  • Listen up folks, because there’s some advice in here that does NOT work.

    Once you have a keylogger, it’s usually there until your next format c:. As almost all keyloggers and games-targeting trojans are custom built and non-replicating, this means that no virus scan will detect them, ever. They aren’t known because each is unique, and they can’t be scanned because they don’t have replicating code or fishy footprints. Virusscans nor firewalls will keep your account safe.

    So what does work? As I said, these things are built custom. They are built for YOU. Not for your raid partner, he gets his own custom thing. You are personally targeted because you have been flaunting your GWAMM or obsidian. Someone knows you check out a certain website, he gets on there, posts a picture containing a keylogger and you got it.

    Basically, don’t tell online peeps which forums you go to, don’t let forum peeps know who you are in game. Whenever you download something, make sure it is actually the type of file you expect. And when it doesn’t do what you expected it to do (like a pic not opening), format c: without thinking twice.

    I hope this helps.

    oh and don’t download maphacks, cracks, cheats and the like. These are also custom made but this time for stupid people.

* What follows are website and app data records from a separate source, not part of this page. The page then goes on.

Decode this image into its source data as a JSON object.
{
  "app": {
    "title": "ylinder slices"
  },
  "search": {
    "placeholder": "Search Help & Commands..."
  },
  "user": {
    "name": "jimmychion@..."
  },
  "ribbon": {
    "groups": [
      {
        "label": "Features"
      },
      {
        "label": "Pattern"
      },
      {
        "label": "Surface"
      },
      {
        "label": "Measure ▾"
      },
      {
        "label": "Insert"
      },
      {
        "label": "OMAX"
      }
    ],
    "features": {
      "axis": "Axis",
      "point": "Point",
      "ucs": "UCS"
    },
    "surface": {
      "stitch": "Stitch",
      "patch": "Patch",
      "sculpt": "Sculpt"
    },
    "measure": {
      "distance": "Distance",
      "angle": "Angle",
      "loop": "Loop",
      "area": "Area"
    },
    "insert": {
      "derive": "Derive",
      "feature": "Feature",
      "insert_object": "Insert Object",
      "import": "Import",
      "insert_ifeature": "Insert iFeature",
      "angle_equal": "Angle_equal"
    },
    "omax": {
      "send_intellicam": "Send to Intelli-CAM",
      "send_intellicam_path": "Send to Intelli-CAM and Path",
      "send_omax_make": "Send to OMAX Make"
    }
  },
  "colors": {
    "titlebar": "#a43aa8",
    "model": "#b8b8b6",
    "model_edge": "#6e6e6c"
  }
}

  • Thanks for those additional tips harniq :)
    Although in MMOs where the community is basically built on knowing each other’s IGNs that particular tip is hard to follow for, well, people who want to be a part of the community. A vibrant community being key for a successful MMO, it puts the onus on the game developer to offer a proper two-factor security system, like authenticators. People could keylog all day long but would still not be able to log into the account without the authenticator. If those solutions are good enough for my bank, that is what I want for a game I put hundreds, maybe thousands of hours in to.